Every record is to be duplicated exactly as it reads, without its images.

--*--

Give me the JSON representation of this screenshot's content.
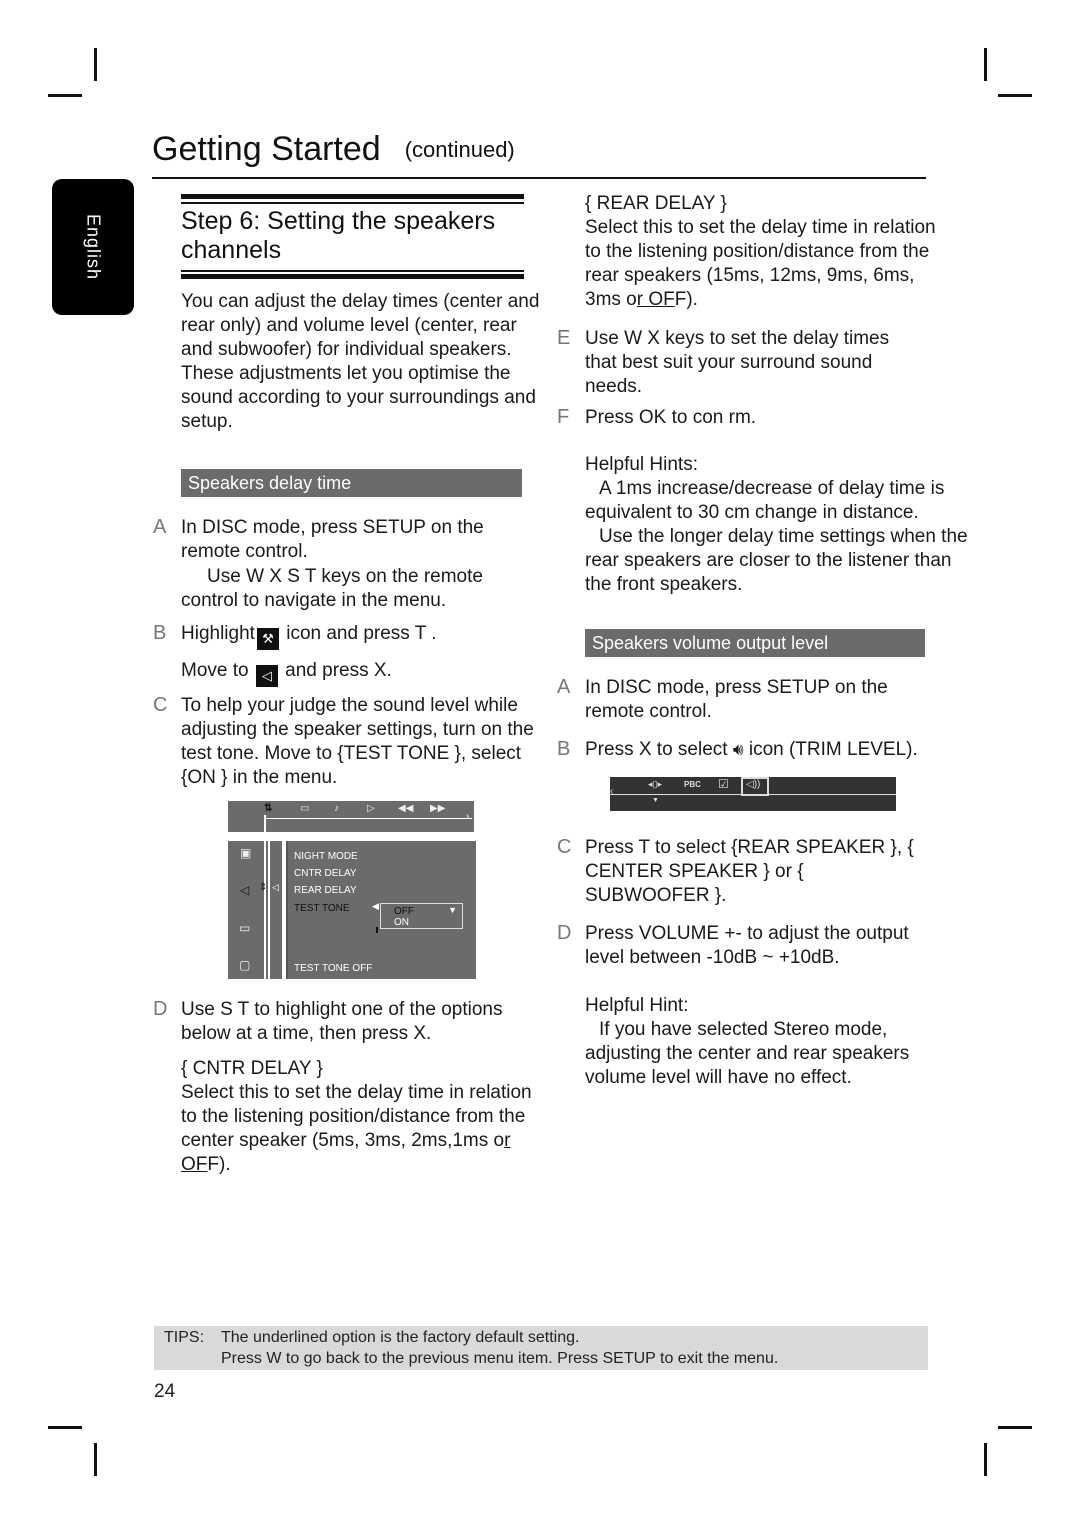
{
  "header": {
    "title": "Getting Started",
    "continued": "(continued)"
  },
  "language_tab": "English",
  "step": {
    "title": "Step 6:  Setting the speakers channels",
    "intro": "You can adjust the delay times (center and rear only) and volume level (center, rear and subwoofer) for individual speakers. These adjustments let you optimise the sound according to your surroundings and setup."
  },
  "delay_section": {
    "heading": "Speakers delay time",
    "steps": [
      {
        "marker": "A",
        "text": "In  DISC  mode, press SETUP  on the remote control."
      },
      {
        "marker": "",
        "text": "Use W X  S  T keys on the remote control to navigate in the menu."
      },
      {
        "marker": "B",
        "text_before": "Highlight",
        "icon": "setup-icon",
        "text_after": " icon and press T ."
      },
      {
        "marker": "",
        "text_before": "Move to ",
        "icon": "speaker-icon",
        "text_after": " and press X."
      },
      {
        "marker": "C",
        "text": "To help your judge the sound level while adjusting the speaker settings, turn on the test tone. Move to {TEST TONE   }, select {ON  } in the menu."
      },
      {
        "marker": "D",
        "text": "Use S T  to highlight one of the options below at a time, then press X."
      }
    ],
    "menu": {
      "top_icons": [
        "setup-icon",
        "subtitle-icon",
        "audio-icon",
        "play-icon",
        "rewind-icon",
        "fast-forward-icon"
      ],
      "left_icons": [
        "picture-icon",
        "speaker-icon",
        "language-icon",
        "preference-icon"
      ],
      "items": [
        "NIGHT MODE",
        "CNTR DELAY",
        "REAR DELAY",
        "TEST TONE"
      ],
      "active_item": "TEST TONE",
      "options": [
        "OFF",
        "ON"
      ],
      "status": "TEST TONE OFF"
    },
    "cntr_delay": {
      "label": "{ CNTR DELAY   }",
      "text": "Select this to set the delay time in relation to the listening position/distance from the center speaker (5ms, 3ms, 2ms,1ms o",
      "default": "r OF",
      "tail": "F)."
    },
    "rear_delay": {
      "label": "{ REAR DELAY  }",
      "text": "Select this to set the delay time in relation to the listening position/distance from the rear speakers (15ms, 12ms, 9ms, 6ms, 3ms o",
      "default": "r OF",
      "tail": "F)."
    },
    "steps_after": [
      {
        "marker": "E",
        "text": "Use W X keys to set the delay times that best suit your surround sound needs."
      },
      {
        "marker": "F",
        "text": "Press OK  to con rm."
      }
    ],
    "hints_title": "Helpful Hints:",
    "hints": [
      "A 1ms increase/decrease of delay time is equivalent to 30 cm change in distance.",
      "Use the longer delay time settings when the rear speakers are closer to the listener than the front speakers."
    ]
  },
  "volume_section": {
    "heading": "Speakers volume output level",
    "steps": [
      {
        "marker": "A",
        "text": "In  DISC  mode, press SETUP  on the remote control."
      },
      {
        "marker": "B",
        "text_before": "Press X to select ",
        "icon": "trim-level-icon",
        "text_after": " icon (TRIM LEVEL)."
      },
      {
        "marker": "C",
        "text": "Press T  to select {REAR SPEAKER }, { CENTER SPEAKER  } or { SUBWOOFER   }."
      },
      {
        "marker": "D",
        "text": "Press VOLUME  +-      to adjust the output level between -10dB ~ +10dB."
      }
    ],
    "bar_icons": [
      "zoom-icon",
      "pbc-label",
      "checkbox-icon",
      "trim-level-icon"
    ],
    "bar_pbc": "PBC",
    "hint_title": "Helpful Hint:",
    "hint": "If you have selected Stereo mode, adjusting the center and rear speakers volume level will have no effect."
  },
  "tips": {
    "label": "TIPS:",
    "line1": "The underlined option is the factory default setting.",
    "line2": "Press W to go back to the previous menu item.  Press SETUP  to exit the menu."
  },
  "page_number": "24"
}
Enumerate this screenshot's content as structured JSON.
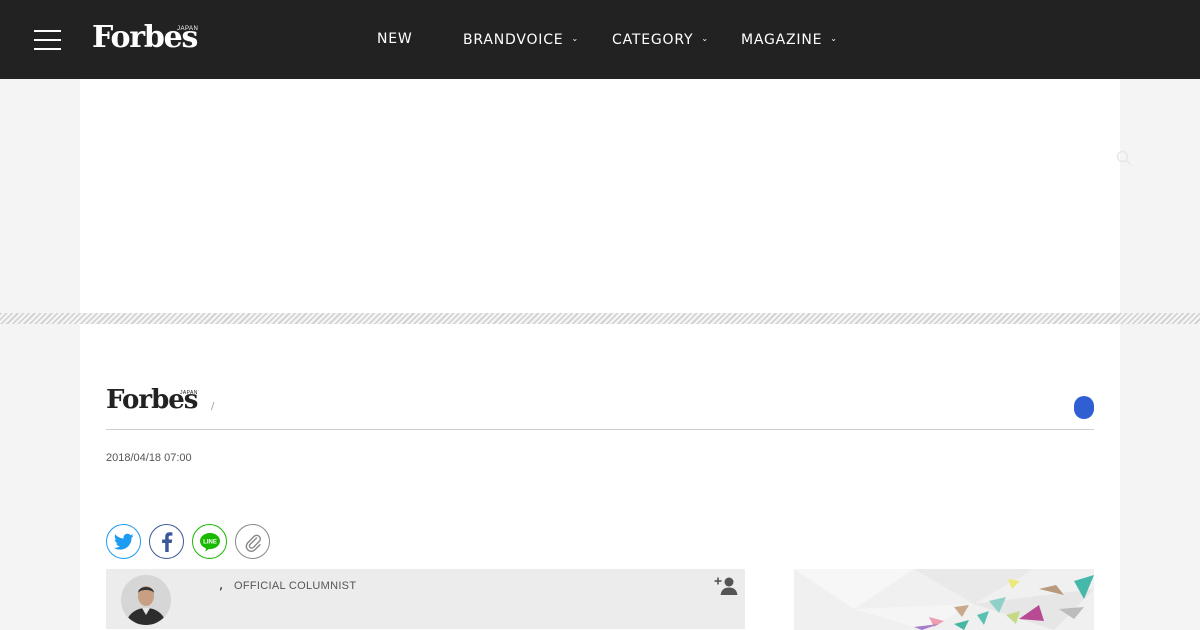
{
  "header": {
    "logo": "Forbes",
    "logo_sub": "JAPAN",
    "nav": [
      {
        "label": "NEW",
        "has_dropdown": false
      },
      {
        "label": "BRANDVOICE",
        "has_dropdown": true
      },
      {
        "label": "CATEGORY",
        "has_dropdown": true
      },
      {
        "label": "MAGAZINE",
        "has_dropdown": true
      }
    ],
    "menu_icon": "hamburger-icon",
    "search_icon": "search-icon"
  },
  "article": {
    "logo": "Forbes",
    "logo_sub": "JAPAN",
    "separator": "/",
    "date": "2018/04/18 07:00",
    "share_buttons": [
      {
        "icon": "twitter-icon",
        "color": "#1d9bf0"
      },
      {
        "icon": "facebook-icon",
        "color": "#3b5998"
      },
      {
        "icon": "line-icon",
        "label": "LINE",
        "color": "#19b900"
      },
      {
        "icon": "link-icon",
        "color": "#888888"
      }
    ],
    "author": {
      "comma": ",",
      "role": "OFFICIAL COLUMNIST",
      "follow_icon": "follow-user-icon"
    }
  },
  "colors": {
    "header_bg": "#222222",
    "accent_blue": "#2f5fd3",
    "page_bg": "#f4f4f4"
  }
}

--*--

**Response area**
Give me the JSON representation of this screenshot's content.
{
  "header": {
    "title": "Getting Started",
    "continued": "(continued)"
  },
  "language_tab": "English",
  "step": {
    "title": "Step 6:  Setting the speakers channels",
    "intro": "You can adjust the delay times (center and rear only) and volume level (center, rear and subwoofer) for individual speakers. These adjustments let you optimise the sound according to your surroundings and setup."
  },
  "delay_section": {
    "heading": "Speakers delay time",
    "steps": [
      {
        "marker": "A",
        "text": "In  DISC  mode, press SETUP  on the remote control."
      },
      {
        "marker": "",
        "text": "Use W X  S  T keys on the remote control to navigate in the menu."
      },
      {
        "marker": "B",
        "text_before": "Highlight",
        "icon": "setup-icon",
        "text_after": " icon and press T ."
      },
      {
        "marker": "",
        "text_before": "Move to ",
        "icon": "speaker-icon",
        "text_after": " and press X."
      },
      {
        "marker": "C",
        "text": "To help your judge the sound level while adjusting the speaker settings, turn on the test tone. Move to {TEST TONE   }, select {ON  } in the menu."
      },
      {
        "marker": "D",
        "text": "Use S T  to highlight one of the options below at a time, then press X."
      }
    ],
    "menu": {
      "top_icons": [
        "setup-icon",
        "subtitle-icon",
        "audio-icon",
        "play-icon",
        "rewind-icon",
        "fast-forward-icon"
      ],
      "left_icons": [
        "picture-icon",
        "speaker-icon",
        "language-icon",
        "preference-icon"
      ],
      "items": [
        "NIGHT MODE",
        "CNTR DELAY",
        "REAR DELAY",
        "TEST TONE"
      ],
      "active_item": "TEST TONE",
      "options": [
        "OFF",
        "ON"
      ],
      "status": "TEST TONE OFF"
    },
    "cntr_delay": {
      "label": "{ CNTR DELAY   }",
      "text": "Select this to set the delay time in relation to the listening position/distance from the center speaker (5ms, 3ms, 2ms,1ms o",
      "default": "r OF",
      "tail": "F)."
    },
    "rear_delay": {
      "label": "{ REAR DELAY  }",
      "text": "Select this to set the delay time in relation to the listening position/distance from the rear speakers (15ms, 12ms, 9ms, 6ms, 3ms o",
      "default": "r OF",
      "tail": "F)."
    },
    "steps_after": [
      {
        "marker": "E",
        "text": "Use W X keys to set the delay times that best suit your surround sound needs."
      },
      {
        "marker": "F",
        "text": "Press OK  to con rm."
      }
    ],
    "hints_title": "Helpful Hints:",
    "hints": [
      "A 1ms increase/decrease of delay time is equivalent to 30 cm change in distance.",
      "Use the longer delay time settings when the rear speakers are closer to the listener than the front speakers."
    ]
  },
  "volume_section": {
    "heading": "Speakers volume output level",
    "steps": [
      {
        "marker": "A",
        "text": "In  DISC  mode, press SETUP  on the remote control."
      },
      {
        "marker": "B",
        "text_before": "Press X to select ",
        "icon": "trim-level-icon",
        "text_after": " icon (TRIM LEVEL)."
      },
      {
        "marker": "C",
        "text": "Press T  to select {REAR SPEAKER }, { CENTER SPEAKER  } or { SUBWOOFER   }."
      },
      {
        "marker": "D",
        "text": "Press VOLUME  +-      to adjust the output level between -10dB ~ +10dB."
      }
    ],
    "bar_icons": [
      "zoom-icon",
      "pbc-label",
      "checkbox-icon",
      "trim-level-icon"
    ],
    "bar_pbc": "PBC",
    "hint_title": "Helpful Hint:",
    "hint": "If you have selected Stereo mode, adjusting the center and rear speakers volume level will have no effect."
  },
  "tips": {
    "label": "TIPS:",
    "line1": "The underlined option is the factory default setting.",
    "line2": "Press W to go back to the previous menu item.  Press SETUP  to exit the menu."
  },
  "page_number": "24"
}
Enumerate this screenshot's content as structured JSON.
{
  "header": {
    "logo": "Forbes",
    "logo_sub": "JAPAN",
    "nav": [
      {
        "label": "NEW",
        "has_dropdown": false
      },
      {
        "label": "BRANDVOICE",
        "has_dropdown": true
      },
      {
        "label": "CATEGORY",
        "has_dropdown": true
      },
      {
        "label": "MAGAZINE",
        "has_dropdown": true
      }
    ],
    "menu_icon": "hamburger-icon",
    "search_icon": "search-icon"
  },
  "article": {
    "logo": "Forbes",
    "logo_sub": "JAPAN",
    "separator": "/",
    "date": "2018/04/18 07:00",
    "share_buttons": [
      {
        "icon": "twitter-icon",
        "color": "#1d9bf0"
      },
      {
        "icon": "facebook-icon",
        "color": "#3b5998"
      },
      {
        "icon": "line-icon",
        "label": "LINE",
        "color": "#19b900"
      },
      {
        "icon": "link-icon",
        "color": "#888888"
      }
    ],
    "author": {
      "comma": ",",
      "role": "OFFICIAL COLUMNIST",
      "follow_icon": "follow-user-icon"
    }
  },
  "colors": {
    "header_bg": "#222222",
    "accent_blue": "#2f5fd3",
    "page_bg": "#f4f4f4"
  }
}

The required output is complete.